We live in a finite world, and no one has infinite resources. Every young adult setting out in the world learns quickly that they can’t afford everything they’d like to have. A dinner out, or that new pair of shoes? A new car, or a nicer apartment? As they grow up the choices may get bigger, but the reality of having to make hard choices never goes away.
It’s no different for organizations. No organization can accomplish all their desired goals, at least not all at once. Everything has to work within the scope of available resources.
When faced with a hard choice, how can you know if you’re making the right choice?
The key is in alignment. Decisions that align with your business strategies and priorities will allow you to concentrate both your resources and efforts to maximize your returns and optimize your results.
Seek Good Input
Creating the change you desire calls for collaboration between the right individuals within (and sometimes outside) your organization. Ideally, organization alignment should flow seamlessly from you to other leaders in your organization, and eventually throughout the company. This is true of every aspect of your organization from business model development through organization design implementation.
It’s important to have a big-picture perspective when designing your business model and aligning organization choices. Partnering with the right people helps ensure that the transformation you seek is grounded in reality and leads to success in the marketplace. Including people outside of the direct circle of control of your organization—such as partners, suppliers, and customers—can help you gain the perspective you need.

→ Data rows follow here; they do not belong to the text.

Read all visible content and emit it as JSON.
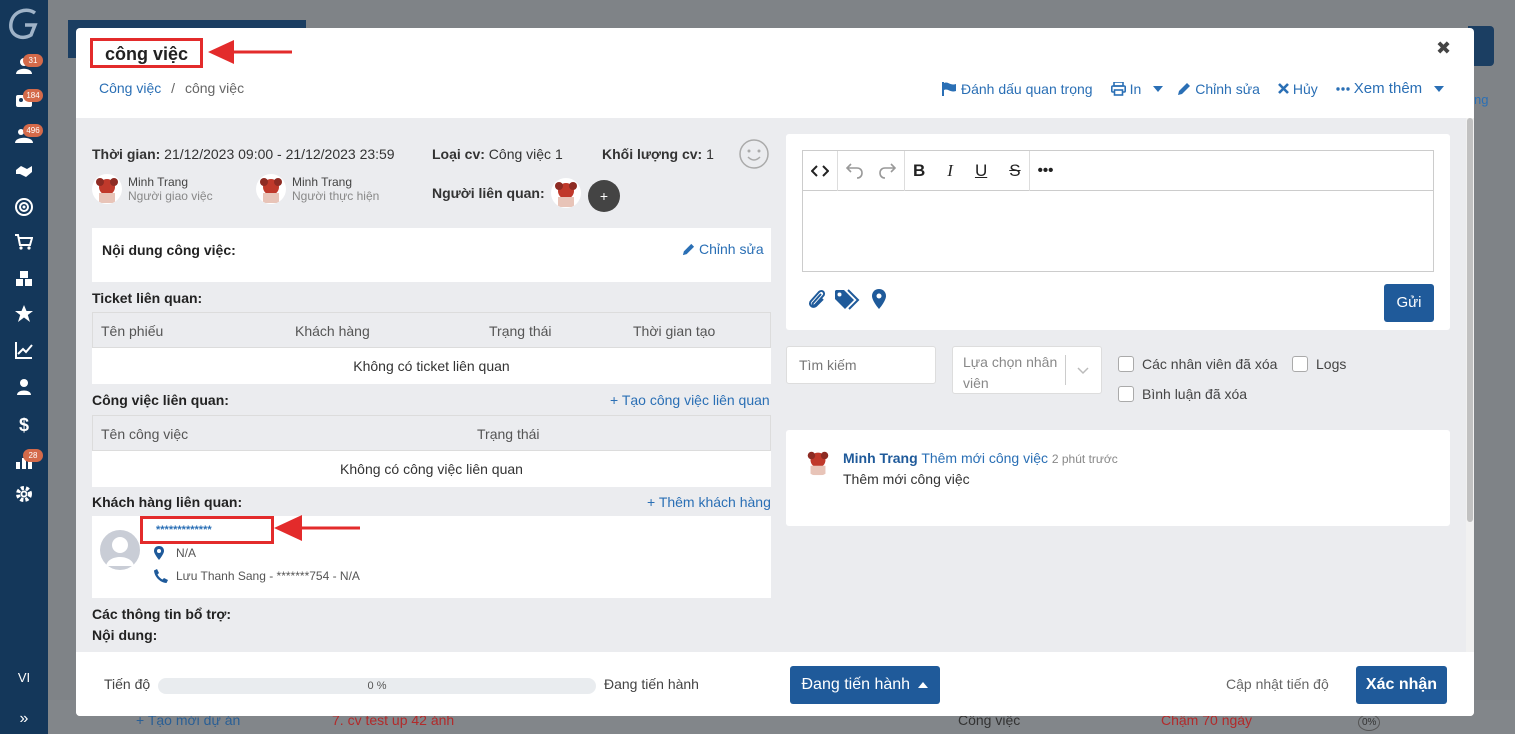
{
  "sidebar": {
    "logo": "G",
    "badges": [
      "31",
      "184",
      "496",
      "28"
    ],
    "icons": [
      "user-icon",
      "id-card-icon",
      "users-icon",
      "handshake-icon",
      "target-icon",
      "cart-icon",
      "cubes-icon",
      "star-icon",
      "chart-line-icon",
      "sitemap-icon",
      "dollar-icon",
      "team-icon",
      "gear-icon"
    ],
    "lang": "VI",
    "expand": "»"
  },
  "background": {
    "tab_text": "ng",
    "bottom_left": "+ Tạo mới dự án",
    "bottom_task": "7. cv test up 42 ảnh",
    "bottom_type": "Công việc",
    "bottom_late": "Chậm 70 ngày",
    "bottom_pct": "0%"
  },
  "modal": {
    "title": "công việc",
    "close": "✖",
    "breadcrumb": {
      "parent": "Công việc",
      "sep": "/",
      "current": "công việc"
    },
    "toolbar": {
      "mark_important": "Đánh dấu quan trọng",
      "print": "In",
      "edit": "Chỉnh sửa",
      "cancel": "Hủy",
      "more": "Xem thêm"
    },
    "info": {
      "time_label": "Thời gian:",
      "time_value": "21/12/2023 09:00 - 21/12/2023 23:59",
      "type_label": "Loại cv:",
      "type_value": "Công việc 1",
      "volume_label": "Khối lượng cv:",
      "volume_value": "1",
      "assigner_name": "Minh Trang",
      "assigner_role": "Người giao việc",
      "assignee_name": "Minh Trang",
      "assignee_role": "Người thực hiện",
      "related_people_label": "Người liên quan:",
      "plus": "+"
    },
    "content": {
      "label": "Nội dung công việc:",
      "edit": "Chỉnh sửa"
    },
    "tickets": {
      "label": "Ticket liên quan:",
      "columns": [
        "Tên phiếu",
        "Khách hàng",
        "Trạng thái",
        "Thời gian tạo"
      ],
      "empty": "Không có ticket liên quan"
    },
    "related_tasks": {
      "label": "Công việc liên quan:",
      "add": "+ Tạo công việc liên quan",
      "columns": [
        "Tên công việc",
        "Trạng thái"
      ],
      "empty": "Không có công việc liên quan"
    },
    "customers": {
      "label": "Khách hàng liên quan:",
      "add": "+ Thêm khách hàng",
      "name": "*************",
      "address": "N/A",
      "phone": "Lưu Thanh Sang - *******754 - N/A"
    },
    "extra": {
      "label": "Các thông tin bổ trợ:",
      "content_label": "Nội dung:"
    },
    "comment": {
      "send": "Gửi"
    },
    "filters": {
      "search_placeholder": "Tìm kiếm",
      "select_placeholder": "Lựa chọn nhân viên",
      "deleted_staff": "Các nhân viên đã xóa",
      "logs": "Logs",
      "deleted_comments": "Bình luận đã xóa"
    },
    "activity": {
      "user": "Minh Trang",
      "action": "Thêm mới công việc",
      "time": "2 phút trước",
      "text": "Thêm mới công việc"
    },
    "footer": {
      "progress_label": "Tiến độ",
      "progress": 0,
      "progress_text": "0 %",
      "status": "Đang tiến hành",
      "status_button": "Đang tiến hành",
      "update_progress": "Cập nhật tiến độ",
      "confirm": "Xác nhận"
    }
  },
  "colors": {
    "primary": "#1f5a9a",
    "link": "#2a6fb5",
    "sidebar": "#14375a",
    "annotation": "#e32b2b"
  }
}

Strategically Align All Elements of Your Organization
A young adult entering the workforce learns quickly that all aspects of their life are interconnected. Without proper transportation they may have trouble landing or keeping the job they want. The quality of their employment determines the quality of the apartment they can afford, which in turn may affect their friendships or dating prospects. A rocky social life or stressful living conditions can affect their performance at work. Each element is essential and affects every other.
Your organization has similar dynamics. Each area of your organization must work with all others to create a harmonious whole. This includes structure and governance, leadership and culture, people and rewards, information and metrics, work processes, and processes of continuous improvement. All areas must be incorporated in a successful change transformation.
Embrace Your Role as Alignment Leader
A critical role in organization alignment is that of alignment leader. Some of the qualities of a good organization alignment leader include:
- An alignment mentality. A good alignment leader takes a big picture approach to the organization and encourages others to keep in mind how the system as a whole is impacted by alignment choices.
- Commitment to necessary change—including getting buy-in from all parties and implementing change management.
- Practical focus. He/she understands the reality of hard choices and the need for trade-offs, and sticks to decisions once made. The alignment leader also is able to keep things moving forward as new processes and structures emerge.
- Nimble approach. This leader approaches every aspect of the organization alignment process and market changes with swift, decisive responses while being careful not to inhibit growth—an ongoing process that is critical if an organization is to stay competitive in the marketplace.
- Willingness to sacrifice for the organization’s best interests. He/she is able to make aligned choices to shift resources from less strategic work to work that most fully supports core strategy, in order to simultaneously streamline and grow the organization.
- Customer-centric approach. A good alignment leader helps the organization stay focused on the customer’s needs rather than on the organization’s products and services, thus absorbing complexity and maintaining relevance and resiliency.
- Ability to work with others to manage change and maintain alignment through building capability. Organization alignment is work that never ends; even when a significant transformational change is accomplished it will always need to be revisited and tweaked in response to a dynamically changing marketplace. This can’t be done in isolation or by any one individual; good alignment leaders teach and train their partners and employees to recognize misalignments and to think systemically.
As outlined in our book, Mastering the Cube, to achieve greatness as an organization it’s not enough to deliver an outstanding product or service. It’s also important to support customers by absorbing or reducing unnecessary complexities. For example, many customers do not want to manage such tasks as scheduling and coordinating delivery of products and services.
When an environment changes, it may be necessary to absorb complexity by making selective design choices that are harder for the organization but easier for customers. A good example is the way Southwest Airlines handled the tighter flight regulations that came into play post-9/11. Before that event, Southwest had adopted a fast and cost-efficient boarding procedure where passengers simply presented a plastic card with their boarding number and were allowed to sit anywhere they wanted.
After 9/11, the airline was required to track all passengers and their luggage. The added complexity could easily have changed customer experience significantly. However, Southwest was able to work within the regulatory environment to come up with a way to maintain the same type of experience while still satisfying Homeland Security’s requirements by allowing customers to choose their own seat according to their boarding group and number.
Regardless of the origin of the complexity, such situations demand that an organization and its leaders maintain clarity around their business model and organization design. This requires alignment leaders to align organization choices to deliver value, and stick to trade-offs—even if the organization must absorb complexity in order to make life simpler for customers.